On December 27, before the Georgia runoff election that gave Democrats power over the Senate as well as the presidency and the House of Representatives, the Associated Press ran an article mentioning the Libertarian Party candidate whose vote share in the first-round Senate race had denied a majority to both the Democrat and the Republican. The Democrat would go on to win in the runoff, which was held without the Libertarian.
With the runoff in view, the AP reported:
Shane Hazel, the Libertarian who won the key sliver of votes that forced Perdue and Ossoff into a runoff, said his voters may sit the runoff out, telling Hazel “they will never vote for anybody out of fear again.”
When I read that, I gasped. I shivered. I dragged out my laptop to respond. But I had to keep coming back to the story, just to make sure I was reading it right. It took almost two months for the sense of horror and alienation to diminish and for me to be certain that, yes, a human being had said that. A libertarian human being.
Hazel’s views appear to be hardcore, root and branch libertarian. He is an adamant supporter of the Second Amendment, originalist limited government, freedom from COVID imprisoners, and so on. But which of the two parties that actually win elections do you think is even marginally more likely to support his views? Right, you guessed it. So why didn’t he endorse the Republican Party, while repeating, I hope, the criticisms we all make of it? Why didn’t he do that at a time when all eyes were focused on him? Did he think he would have more influence by sitting the election out? People who don’t vote are really in the driver’s seat, aren’t they? Just ask the Amish.

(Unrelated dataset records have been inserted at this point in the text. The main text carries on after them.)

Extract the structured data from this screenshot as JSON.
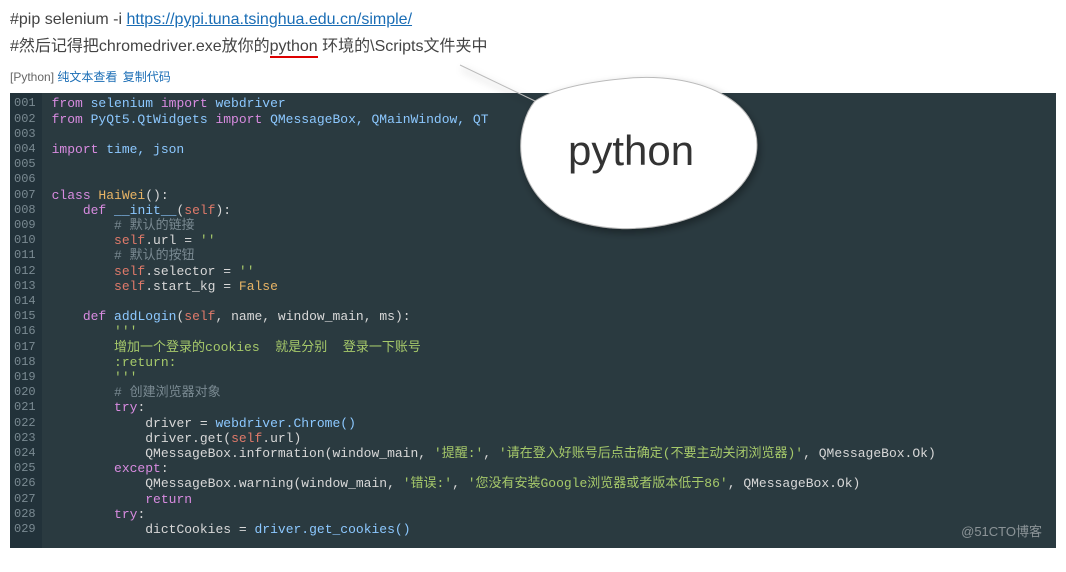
{
  "header": {
    "hash1": "#",
    "pip_prefix": "pip selenium -i ",
    "pip_url": "https://pypi.tuna.tsinghua.edu.cn/simple/",
    "hash2": "#",
    "note_before": "然后记得把chromedriver.exe放你的",
    "note_underlined": "python",
    "note_after": " 环境的\\Scripts文件夹中"
  },
  "toolbar": {
    "lang_tag": "[Python] ",
    "plain_view": "纯文本查看",
    "copy_code": " 复制代码"
  },
  "callout_word": "python",
  "code": {
    "line_numbers": [
      "001",
      "002",
      "003",
      "004",
      "005",
      "006",
      "007",
      "008",
      "009",
      "010",
      "011",
      "012",
      "013",
      "014",
      "015",
      "016",
      "017",
      "018",
      "019",
      "020",
      "021",
      "022",
      "023",
      "024",
      "025",
      "026",
      "027",
      "028",
      "029"
    ],
    "l1_kw1": "from",
    "l1_id1": " selenium ",
    "l1_kw2": "import",
    "l1_id2": " webdriver",
    "l2_kw1": "from",
    "l2_id1": " PyQt5.QtWidgets ",
    "l2_kw2": "import",
    "l2_id2": " QMessageBox, QMainWindow, QT",
    "l4_kw": "import",
    "l4_id": " time, json",
    "l7_kw": "class",
    "l7_name": " HaiWei",
    "l7_rest": "():",
    "l8_indent": "    ",
    "l8_kw": "def",
    "l8_sp": " ",
    "l8_fn": "__init__",
    "l8_p1": "(",
    "l8_self": "self",
    "l8_p2": "):",
    "l9_indent": "        ",
    "l9_cm": "# 默认的链接",
    "l10_indent": "        ",
    "l10_self": "self",
    "l10_rest": ".url ",
    "l10_op": "=",
    "l10_sp": " ",
    "l10_str": "''",
    "l11_indent": "        ",
    "l11_cm": "# 默认的按钮",
    "l12_indent": "        ",
    "l12_self": "self",
    "l12_rest": ".selector ",
    "l12_op": "=",
    "l12_sp": " ",
    "l12_str": "''",
    "l13_indent": "        ",
    "l13_self": "self",
    "l13_rest": ".start_kg ",
    "l13_op": "=",
    "l13_sp": " ",
    "l13_val": "False",
    "l15_indent": "    ",
    "l15_kw": "def",
    "l15_sp": " ",
    "l15_fn": "addLogin",
    "l15_p1": "(",
    "l15_self": "self",
    "l15_args": ", name, window_main, ms",
    "l15_p2": "):",
    "l16_indent": "        ",
    "l16_str": "'''",
    "l17_indent": "        ",
    "l17_str": "增加一个登录的cookies  就是分别  登录一下账号",
    "l18_indent": "        ",
    "l18_str": ":return:",
    "l19_indent": "        ",
    "l19_str": "'''",
    "l20_indent": "        ",
    "l20_cm": "# 创建浏览器对象",
    "l21_indent": "        ",
    "l21_kw": "try",
    "l21_colon": ":",
    "l22_indent": "            ",
    "l22_txt": "driver ",
    "l22_op": "=",
    "l22_sp": " ",
    "l22_call": "webdriver.Chrome()",
    "l23_indent": "            ",
    "l23_txt": "driver.get(",
    "l23_self": "self",
    "l23_rest": ".url)",
    "l24_indent": "            ",
    "l24_txt": "QMessageBox.information(window_main, ",
    "l24_s1": "'提醒:'",
    "l24_c1": ", ",
    "l24_s2": "'请在登入好账号后点击确定(不要主动关闭浏览器)'",
    "l24_c2": ", QMessageBox.Ok)",
    "l25_indent": "        ",
    "l25_kw": "except",
    "l25_colon": ":",
    "l26_indent": "            ",
    "l26_txt": "QMessageBox.warning(window_main, ",
    "l26_s1": "'错误:'",
    "l26_c1": ", ",
    "l26_s2": "'您没有安装Google浏览器或者版本低于86'",
    "l26_c2": ", QMessageBox.Ok)",
    "l27_indent": "            ",
    "l27_kw": "return",
    "l28_indent": "        ",
    "l28_kw": "try",
    "l28_colon": ":",
    "l29_indent": "            ",
    "l29_txt": "dictCookies ",
    "l29_op": "=",
    "l29_sp": " ",
    "l29_call": "driver.get_cookies()"
  },
  "watermark": "@51CTO博客"
}
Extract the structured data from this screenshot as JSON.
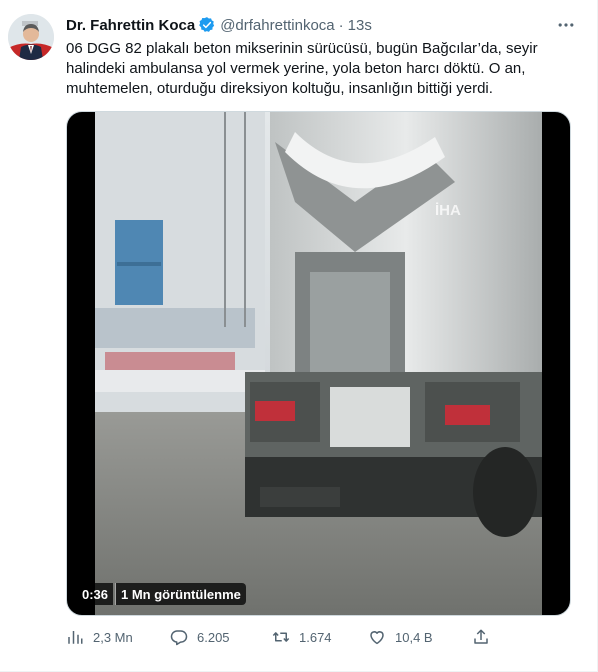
{
  "tweet": {
    "author": {
      "display_name": "Dr. Fahrettin Koca",
      "handle": "@drfahrettinkoca",
      "separator": "·",
      "time": "13s",
      "verified": true
    },
    "text_lines": [
      "06 DGG 82 plakalı beton mikserinin sürücüsü, bugün Bağcılar’da, seyir",
      "halindeki ambulansa yol vermek yerine, yola beton harcı döktü. O an,",
      "muhtemelen, oturduğu direksiyon koltuğu, insanlığın bittiği yerdi."
    ],
    "media": {
      "type": "video",
      "duration": "0:36",
      "views": "1 Mn görüntülenme",
      "watermark": "İHA"
    },
    "actions": {
      "analytics": {
        "icon": "analytics-icon",
        "count": "2,3 Mn"
      },
      "reply": {
        "icon": "reply-icon",
        "count": "6.205"
      },
      "retweet": {
        "icon": "retweet-icon",
        "count": "1.674"
      },
      "like": {
        "icon": "like-icon",
        "count": "10,4 B"
      },
      "share": {
        "icon": "share-icon"
      }
    }
  },
  "colors": {
    "text_primary": "#0f1419",
    "text_secondary": "#536471",
    "verified_blue": "#1d9bf0",
    "border": "#cfd9de"
  }
}
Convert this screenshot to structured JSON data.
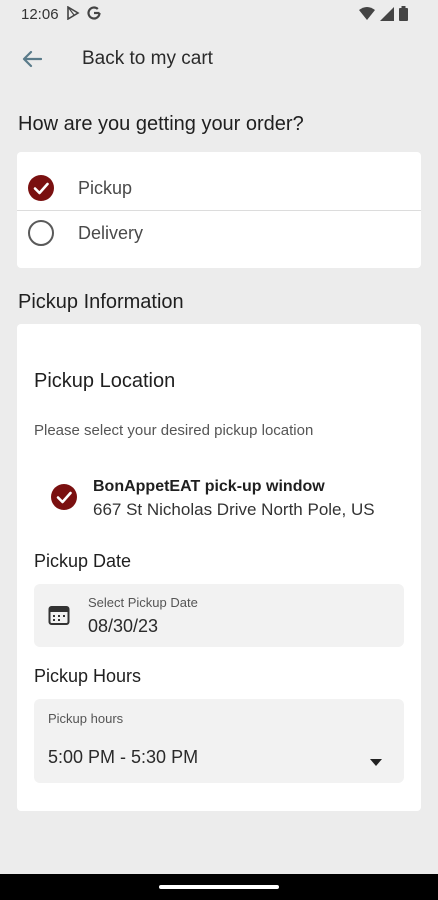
{
  "status_bar": {
    "time": "12:06",
    "left_icons": [
      "play-store-icon",
      "google-icon"
    ],
    "right_icons": [
      "wifi-icon",
      "signal-icon",
      "battery-icon"
    ]
  },
  "app_bar": {
    "back_label": "Back to my cart"
  },
  "order_method": {
    "title": "How are you getting your order?",
    "options": [
      {
        "label": "Pickup",
        "selected": true
      },
      {
        "label": "Delivery",
        "selected": false
      }
    ]
  },
  "pickup_info": {
    "section_title": "Pickup Information",
    "location_title": "Pickup Location",
    "location_desc": "Please select your desired pickup location",
    "location": {
      "name": "BonAppetEAT pick-up window",
      "address": "667 St Nicholas Drive North Pole, US",
      "selected": true
    },
    "date_title": "Pickup Date",
    "date_field": {
      "label": "Select Pickup Date",
      "value": "08/30/23"
    },
    "hours_title": "Pickup Hours",
    "hours_field": {
      "label": "Pickup hours",
      "value": "5:00 PM - 5:30 PM"
    }
  },
  "colors": {
    "accent": "#7a1010",
    "background": "#ececec",
    "card": "#ffffff",
    "field": "#f2f2f2"
  }
}
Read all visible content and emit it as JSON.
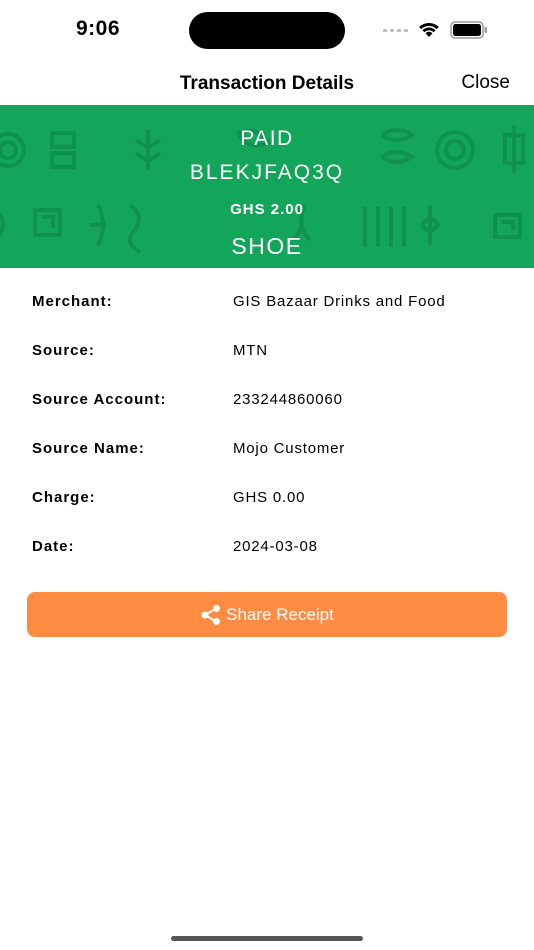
{
  "status_bar": {
    "time": "9:06"
  },
  "nav": {
    "title": "Transaction Details",
    "close_label": "Close"
  },
  "banner": {
    "status": "PAID",
    "reference": "BLEKJFAQ3Q",
    "amount": "GHS 2.00",
    "description": "SHOE",
    "background_color": "#13a55a"
  },
  "details": [
    {
      "label": "Merchant:",
      "value": "GIS Bazaar Drinks and Food"
    },
    {
      "label": "Source:",
      "value": "MTN"
    },
    {
      "label": "Source Account:",
      "value": "233244860060"
    },
    {
      "label": "Source Name:",
      "value": "Mojo Customer"
    },
    {
      "label": "Charge:",
      "value": "GHS 0.00"
    },
    {
      "label": "Date:",
      "value": "2024-03-08"
    }
  ],
  "share_button": {
    "label": "Share Receipt",
    "icon": "share-icon",
    "color": "#ff8c42"
  }
}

Libertarianism results — or so I thought — from another motive, the desire to keep government under control.
What do you think — isn’t refusal to vote for the lesser of the two evils equivalent to voting for the greater of the two evils? And is a political party that persists in denial of that question worthy of support?
I said, denial of the question. If Mr. Hazel or the Libertarian Party has an answer, let us have it — but first the question needs to be recognized. And there’s a more basic question: What do you think you’re doing?
I speak as a registered Libertarian, a Libertarian (and much more important, libertarian) who is as tired as any decent Democrat or Republican of his party’s antics.
But here’s the thing that really made me feel that something very, very bad had happened to the LP’s already tenuous connection with life: “They will never vote for anybody out of fear again.”
Just travelin’ along, singin’ a song, believing that in some way your vote for the LP will (after a mere five decades of trying) generate a potent political movement.
Well, for God’s sake! What other reason do you have for voting? Do you vote for some ideal program that you think your candidates will manage to fulfill? Maybe you do, if you believe that government is some great creative force, energized by your vote. But libertarianism results — or so I thought — from another motive, the desire to keep government under control, to cut government back, to say No to government, because . . . we are afraid of government, and government is to be feared, because government is overwhelmingly destructive. Isn’t it? And when you identify the political party that is most to be feared, you vote for the other one — don’t you?
Or do you vote for the Libertarian Party, because it’s a Good Thing, filled with Good People, and you have no fear of Bad Things? Just travelin’ along, singin’ a song, believing that in some way your vote for the LP will (after a mere five decades of trying) generate a potent political movement that will put one or both of the major parties out of business — and, pending that, believing that your vote will proclaim to the world that you’re not trying to bargain with those decadent old parties; you’re going to vote Libertarian no matter what they do. So there! What, you — worry? You’re not like those other people, who are doing their best to keep their lives from being ruined, and therefore cast their votes out of fear. You are above it all.
All right — above or below. But if there’s one thing I fear, it’s this kind of naivete, naivete impregnable in the armor of its self-righteousness.